How many of the copper gaskets do you want?

One for $2 delivered
Two for $3 delivered

Or you could visit a friendly Mercedes/BMW dealership and ask for a 17 x 21 (nominal size), 17.2 x 20.9 (actual) copper sealing washer.

But what you really should be doing is measuring the EXISTING pressure and there are many ways in which you can do this, e.g.:

a. adapt to the 1/4"-19 BSPP threads on Silvia's steam outlet with a 1/4-18 NPT fitting and some soft copper tubing to a 0-300 psi glycerin filled gage. Brew your typical shot and read the pressure.

A good place for gauges is here:
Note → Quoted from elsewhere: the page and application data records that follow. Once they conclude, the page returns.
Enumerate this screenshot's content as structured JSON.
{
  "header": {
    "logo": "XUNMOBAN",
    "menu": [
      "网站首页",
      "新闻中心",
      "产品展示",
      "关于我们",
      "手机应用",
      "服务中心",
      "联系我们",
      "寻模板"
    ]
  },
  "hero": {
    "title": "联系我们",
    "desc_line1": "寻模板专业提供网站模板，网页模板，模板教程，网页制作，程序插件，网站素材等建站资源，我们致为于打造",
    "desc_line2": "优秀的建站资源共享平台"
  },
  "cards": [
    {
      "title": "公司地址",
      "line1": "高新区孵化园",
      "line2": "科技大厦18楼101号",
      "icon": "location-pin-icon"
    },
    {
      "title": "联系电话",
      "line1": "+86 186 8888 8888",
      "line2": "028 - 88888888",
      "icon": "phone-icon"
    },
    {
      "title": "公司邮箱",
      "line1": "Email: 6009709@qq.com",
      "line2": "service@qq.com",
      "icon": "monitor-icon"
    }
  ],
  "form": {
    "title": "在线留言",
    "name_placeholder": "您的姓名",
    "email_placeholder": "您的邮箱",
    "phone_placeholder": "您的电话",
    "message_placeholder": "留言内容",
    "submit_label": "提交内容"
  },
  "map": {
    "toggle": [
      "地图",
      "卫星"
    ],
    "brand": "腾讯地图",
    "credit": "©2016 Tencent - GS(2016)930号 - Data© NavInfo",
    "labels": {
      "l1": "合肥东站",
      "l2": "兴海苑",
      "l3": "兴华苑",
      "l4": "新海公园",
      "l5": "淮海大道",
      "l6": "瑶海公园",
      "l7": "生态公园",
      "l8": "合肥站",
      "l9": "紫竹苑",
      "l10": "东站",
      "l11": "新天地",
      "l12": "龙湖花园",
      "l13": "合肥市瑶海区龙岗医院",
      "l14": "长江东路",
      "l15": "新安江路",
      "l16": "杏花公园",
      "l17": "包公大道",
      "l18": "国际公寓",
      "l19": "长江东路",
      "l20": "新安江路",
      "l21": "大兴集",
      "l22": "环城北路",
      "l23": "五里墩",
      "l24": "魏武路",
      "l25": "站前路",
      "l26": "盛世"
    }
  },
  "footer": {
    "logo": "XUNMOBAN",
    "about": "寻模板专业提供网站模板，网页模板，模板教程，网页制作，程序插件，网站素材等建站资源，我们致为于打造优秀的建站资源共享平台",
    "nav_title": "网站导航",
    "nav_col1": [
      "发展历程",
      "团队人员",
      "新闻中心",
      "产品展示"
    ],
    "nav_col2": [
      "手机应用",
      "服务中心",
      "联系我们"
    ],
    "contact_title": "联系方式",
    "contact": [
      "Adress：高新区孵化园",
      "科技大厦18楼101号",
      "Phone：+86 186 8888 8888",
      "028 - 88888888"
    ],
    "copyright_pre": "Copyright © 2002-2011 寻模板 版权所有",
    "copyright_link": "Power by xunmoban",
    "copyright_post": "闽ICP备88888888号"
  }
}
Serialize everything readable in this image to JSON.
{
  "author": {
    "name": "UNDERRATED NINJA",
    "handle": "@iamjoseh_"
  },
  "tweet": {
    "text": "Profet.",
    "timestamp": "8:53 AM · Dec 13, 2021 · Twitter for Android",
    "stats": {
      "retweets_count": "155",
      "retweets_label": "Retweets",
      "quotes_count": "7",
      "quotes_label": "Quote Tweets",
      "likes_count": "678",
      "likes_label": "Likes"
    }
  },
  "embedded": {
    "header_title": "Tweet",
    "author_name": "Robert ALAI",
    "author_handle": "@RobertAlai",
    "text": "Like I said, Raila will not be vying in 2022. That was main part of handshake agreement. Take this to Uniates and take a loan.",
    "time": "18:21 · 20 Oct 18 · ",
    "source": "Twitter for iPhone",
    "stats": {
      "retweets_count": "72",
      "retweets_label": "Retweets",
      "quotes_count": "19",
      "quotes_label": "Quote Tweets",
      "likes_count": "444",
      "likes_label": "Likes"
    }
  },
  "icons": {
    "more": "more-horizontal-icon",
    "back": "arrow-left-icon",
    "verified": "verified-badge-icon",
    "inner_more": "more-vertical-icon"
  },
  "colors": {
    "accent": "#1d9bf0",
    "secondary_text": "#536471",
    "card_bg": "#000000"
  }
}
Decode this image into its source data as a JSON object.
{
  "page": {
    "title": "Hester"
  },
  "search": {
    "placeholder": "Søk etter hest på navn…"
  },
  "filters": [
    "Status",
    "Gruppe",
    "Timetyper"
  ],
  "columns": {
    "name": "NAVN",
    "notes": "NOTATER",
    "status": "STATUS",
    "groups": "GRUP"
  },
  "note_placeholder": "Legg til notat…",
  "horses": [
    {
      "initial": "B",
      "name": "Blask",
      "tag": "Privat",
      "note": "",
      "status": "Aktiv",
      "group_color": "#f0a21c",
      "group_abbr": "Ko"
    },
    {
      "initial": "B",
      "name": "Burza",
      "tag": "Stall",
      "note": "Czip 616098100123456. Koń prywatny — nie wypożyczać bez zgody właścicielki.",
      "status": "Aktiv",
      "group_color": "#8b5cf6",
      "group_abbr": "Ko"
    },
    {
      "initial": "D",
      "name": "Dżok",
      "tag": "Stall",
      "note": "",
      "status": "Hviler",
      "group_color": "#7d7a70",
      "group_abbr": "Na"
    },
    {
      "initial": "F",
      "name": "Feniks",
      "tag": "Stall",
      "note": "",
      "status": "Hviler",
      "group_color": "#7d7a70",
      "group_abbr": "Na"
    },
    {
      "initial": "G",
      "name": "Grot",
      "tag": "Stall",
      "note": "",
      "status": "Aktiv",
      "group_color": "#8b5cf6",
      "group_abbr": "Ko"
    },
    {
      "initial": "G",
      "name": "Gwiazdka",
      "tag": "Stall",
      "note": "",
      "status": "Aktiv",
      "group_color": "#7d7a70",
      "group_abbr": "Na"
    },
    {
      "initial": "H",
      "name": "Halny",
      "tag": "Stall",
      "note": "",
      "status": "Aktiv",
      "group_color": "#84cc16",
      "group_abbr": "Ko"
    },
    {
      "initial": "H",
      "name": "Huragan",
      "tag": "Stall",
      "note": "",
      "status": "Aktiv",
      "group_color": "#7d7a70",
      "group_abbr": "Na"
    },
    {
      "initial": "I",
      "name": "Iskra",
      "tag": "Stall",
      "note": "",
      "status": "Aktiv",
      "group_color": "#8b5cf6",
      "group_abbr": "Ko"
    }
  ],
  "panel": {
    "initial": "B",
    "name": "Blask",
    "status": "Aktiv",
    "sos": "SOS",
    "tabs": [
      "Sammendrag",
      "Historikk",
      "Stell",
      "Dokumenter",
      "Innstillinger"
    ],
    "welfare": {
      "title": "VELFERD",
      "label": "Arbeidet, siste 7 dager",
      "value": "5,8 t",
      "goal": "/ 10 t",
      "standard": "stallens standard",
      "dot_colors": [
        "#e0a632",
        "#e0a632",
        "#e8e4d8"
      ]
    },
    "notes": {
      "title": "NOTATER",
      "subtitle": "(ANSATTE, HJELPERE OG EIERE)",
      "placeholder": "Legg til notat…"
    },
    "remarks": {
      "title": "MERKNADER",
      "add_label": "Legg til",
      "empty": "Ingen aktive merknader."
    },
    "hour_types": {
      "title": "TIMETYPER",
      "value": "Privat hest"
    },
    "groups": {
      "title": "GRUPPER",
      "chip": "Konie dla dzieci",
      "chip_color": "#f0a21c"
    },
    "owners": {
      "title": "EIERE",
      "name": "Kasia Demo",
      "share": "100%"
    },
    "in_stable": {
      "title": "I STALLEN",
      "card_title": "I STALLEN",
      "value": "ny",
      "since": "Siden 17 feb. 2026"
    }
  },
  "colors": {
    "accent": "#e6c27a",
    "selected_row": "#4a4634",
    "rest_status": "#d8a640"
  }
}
b. buy or borrow a portafilter pressure gage - actual brew pressure is ~ 1.0 bar less than this value.

c. measure the flow in the OPV line (using a blind basket pull) by timing how long it takes to go from the 2 oz mark to the 4 oz mark on a pyrex cup (yea I know the accuracy is questionable but the differential should be pretty good) and convert to cc/min. Use the chart below to pick off your pressure. Actual brew pressure is ~ 1.0 bar less than this value.


Eric S.

edit: Jeff - I was typing and watching other things as you were posting